What to produce: Within the records below, filter for lines carrying the word "price" and copy them.

Dataset rows describing interfaces:

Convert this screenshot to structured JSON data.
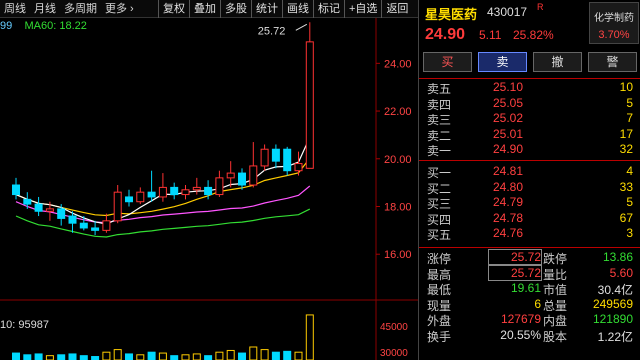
{
  "toolbar": {
    "items": [
      "周线",
      "月线",
      "多周期",
      "更多 ›"
    ],
    "buttons": [
      "复权",
      "叠加",
      "多股",
      "统计",
      "画线",
      "标记",
      "+自选",
      "返回"
    ]
  },
  "legend": {
    "ma1_text": "99",
    "ma60_text": "MA60: 18.22"
  },
  "chart": {
    "high_label": "25.72",
    "y_ticks": [
      "24.00",
      "22.00",
      "20.00",
      "18.00",
      "16.00"
    ],
    "y_tick_values": [
      24,
      22,
      20,
      18,
      16
    ],
    "ylim": [
      14.5,
      25.9
    ],
    "vol_label": "10: 95987",
    "vol_ticks": [
      "45000",
      "30000"
    ],
    "colors": {
      "up": "#ff3333",
      "down": "#00d9ff",
      "ma5": "#ffffff",
      "ma10": "#ffcc00",
      "ma20": "#ff55ff",
      "ma60": "#33dd33"
    }
  },
  "chart_data": {
    "type": "candlestick",
    "title": "",
    "candles": [
      {
        "o": 18.9,
        "c": 18.5,
        "h": 19.2,
        "l": 18.3
      },
      {
        "o": 18.3,
        "c": 18.1,
        "h": 18.6,
        "l": 17.9
      },
      {
        "o": 18.1,
        "c": 17.8,
        "h": 18.4,
        "l": 17.6
      },
      {
        "o": 17.8,
        "c": 17.9,
        "h": 18.2,
        "l": 17.4
      },
      {
        "o": 17.9,
        "c": 17.5,
        "h": 18.1,
        "l": 17.2
      },
      {
        "o": 17.6,
        "c": 17.3,
        "h": 17.8,
        "l": 16.9
      },
      {
        "o": 17.3,
        "c": 17.1,
        "h": 17.6,
        "l": 17.0
      },
      {
        "o": 17.1,
        "c": 17.0,
        "h": 17.4,
        "l": 16.8
      },
      {
        "o": 17.0,
        "c": 17.4,
        "h": 17.7,
        "l": 16.9
      },
      {
        "o": 17.4,
        "c": 18.6,
        "h": 18.9,
        "l": 17.3
      },
      {
        "o": 18.4,
        "c": 18.2,
        "h": 18.7,
        "l": 18.0
      },
      {
        "o": 18.2,
        "c": 18.6,
        "h": 18.8,
        "l": 18.1
      },
      {
        "o": 18.6,
        "c": 18.4,
        "h": 19.5,
        "l": 18.2
      },
      {
        "o": 18.4,
        "c": 18.8,
        "h": 19.4,
        "l": 18.2
      },
      {
        "o": 18.8,
        "c": 18.5,
        "h": 19.0,
        "l": 18.3
      },
      {
        "o": 18.5,
        "c": 18.7,
        "h": 18.9,
        "l": 18.3
      },
      {
        "o": 18.7,
        "c": 18.8,
        "h": 19.2,
        "l": 18.5
      },
      {
        "o": 18.8,
        "c": 18.5,
        "h": 19.1,
        "l": 18.3
      },
      {
        "o": 18.5,
        "c": 19.2,
        "h": 19.5,
        "l": 18.4
      },
      {
        "o": 19.2,
        "c": 19.4,
        "h": 19.9,
        "l": 18.8
      },
      {
        "o": 19.4,
        "c": 18.9,
        "h": 19.6,
        "l": 18.7
      },
      {
        "o": 18.9,
        "c": 19.7,
        "h": 20.7,
        "l": 18.8
      },
      {
        "o": 19.7,
        "c": 20.4,
        "h": 20.6,
        "l": 19.5
      },
      {
        "o": 20.4,
        "c": 19.9,
        "h": 20.6,
        "l": 19.6
      },
      {
        "o": 20.4,
        "c": 19.5,
        "h": 20.5,
        "l": 19.3
      },
      {
        "o": 19.5,
        "c": 19.8,
        "h": 20.3,
        "l": 19.3
      },
      {
        "o": 19.6,
        "c": 24.9,
        "h": 25.72,
        "l": 19.6
      }
    ],
    "volumes": [
      8000,
      6000,
      7000,
      5000,
      6000,
      7000,
      5000,
      4000,
      9000,
      12000,
      7000,
      6000,
      9000,
      8000,
      5000,
      6000,
      7000,
      5000,
      9000,
      11000,
      8000,
      15000,
      12000,
      9000,
      10000,
      9000,
      52000
    ]
  },
  "stock": {
    "name": "星昊医药",
    "code": "430017",
    "flag": "R",
    "price": "24.90",
    "change": "5.11",
    "pct": "25.82%",
    "sector_name": "化学制药",
    "sector_pct": "3.70%"
  },
  "trade_buttons": [
    "买",
    "卖",
    "撤",
    "警"
  ],
  "asks": [
    {
      "label": "卖五",
      "price": "25.10",
      "vol": "10"
    },
    {
      "label": "卖四",
      "price": "25.05",
      "vol": "5"
    },
    {
      "label": "卖三",
      "price": "25.02",
      "vol": "7"
    },
    {
      "label": "卖二",
      "price": "25.01",
      "vol": "17"
    },
    {
      "label": "卖一",
      "price": "24.90",
      "vol": "32"
    }
  ],
  "bids": [
    {
      "label": "买一",
      "price": "24.81",
      "vol": "4"
    },
    {
      "label": "买二",
      "price": "24.80",
      "vol": "33"
    },
    {
      "label": "买三",
      "price": "24.79",
      "vol": "5"
    },
    {
      "label": "买四",
      "price": "24.78",
      "vol": "67"
    },
    {
      "label": "买五",
      "price": "24.76",
      "vol": "3"
    }
  ],
  "stats": [
    {
      "l1": "涨停",
      "v1": "25.72",
      "c1": "red",
      "l2": "跌停",
      "v2": "13.86",
      "c2": "grn"
    },
    {
      "l1": "最高",
      "v1": "25.72",
      "c1": "red",
      "l2": "量比",
      "v2": "5.60",
      "c2": "red"
    },
    {
      "l1": "最低",
      "v1": "19.61",
      "c1": "grn",
      "l2": "市值",
      "v2": "30.4亿",
      "c2": "wht"
    },
    {
      "l1": "现量",
      "v1": "6",
      "c1": "yel",
      "l2": "总量",
      "v2": "249569",
      "c2": "yel"
    },
    {
      "l1": "外盘",
      "v1": "127679",
      "c1": "red",
      "l2": "内盘",
      "v2": "121890",
      "c2": "grn"
    },
    {
      "l1": "换手",
      "v1": "20.55%",
      "c1": "wht",
      "l2": "股本",
      "v2": "1.22亿",
      "c2": "wht"
    }
  ]
}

Response:
    "price": "24.90",
      "price": "25.10",
      "price": "25.05",
      "price": "25.02",
      "price": "25.01",
      "price": "24.90",
      "price": "24.81",
      "price": "24.80",
      "price": "24.79",
      "price": "24.78",
      "price": "24.76",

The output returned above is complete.